Nowadays, synthetic suede is becoming the preferred material for high-end automobiles, but at one time leather car seats had been synonymous with luxury.
With growing affluence in the world, and the increasing popularity of luxury-driving and car-sharing services, business is thriving for synthetic suede manufacturers. Among these firms, Japanese companies are the ones that sit comfortably in the driver’s seat, according to an article published in the weekly newsmagazine of the American Chemical Society, Chemical & Engineering News (C&EN).
Senior Correspondent Jean-Franҫois Tremblay writes that Japanese textile companies have integrated a combination of manufacturing excellence, the ability to form association with car manufacturers to create high-quality seat materials, and a willingness to invest in research and development projects. High-end synthetic suede was invented by Toray Industries by back in the 1970s. It is composed of one-third polyurethane and two-thirds polyester. At first, the material was popular in the apparel sector, but with changes in fashion trends, Toray and Alcantara—its Italian subsidiary—identified a new market for the material in high-end cars. The companies have now expanded their facilities and increased their production in response to increased demand for artificial suede.
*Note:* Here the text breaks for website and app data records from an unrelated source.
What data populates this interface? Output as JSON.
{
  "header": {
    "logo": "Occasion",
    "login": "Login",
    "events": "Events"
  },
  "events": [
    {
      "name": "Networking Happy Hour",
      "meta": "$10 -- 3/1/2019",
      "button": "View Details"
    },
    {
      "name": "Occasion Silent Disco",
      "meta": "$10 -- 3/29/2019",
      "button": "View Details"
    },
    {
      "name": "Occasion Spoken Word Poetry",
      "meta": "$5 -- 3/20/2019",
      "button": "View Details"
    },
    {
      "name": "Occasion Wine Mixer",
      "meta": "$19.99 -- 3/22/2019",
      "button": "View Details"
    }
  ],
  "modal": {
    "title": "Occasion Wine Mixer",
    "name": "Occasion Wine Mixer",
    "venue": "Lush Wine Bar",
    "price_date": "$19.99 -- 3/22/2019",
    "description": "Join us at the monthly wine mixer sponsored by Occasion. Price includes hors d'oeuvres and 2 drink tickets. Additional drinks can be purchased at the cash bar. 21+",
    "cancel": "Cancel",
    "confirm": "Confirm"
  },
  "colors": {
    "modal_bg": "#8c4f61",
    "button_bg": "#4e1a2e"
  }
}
Other manufacturers of synthetic leather and suede in Japan are also doing equally well. In fact, Asahi Kasei is boosting its capacity by 50% in Japan for its Lamous brand of artificial suede, which is already utilized in approximately 100 models of high-end cars across the globe. The Quole brand from Seiren is a new type of synthetic leather made from polyester and polyurethane fabric. The manufacturers says that the synthetic materials provide a number of benefits over natural suede and leather, for example, stain- and weather-resistance, lightness¸ and a broad range of properties and colors.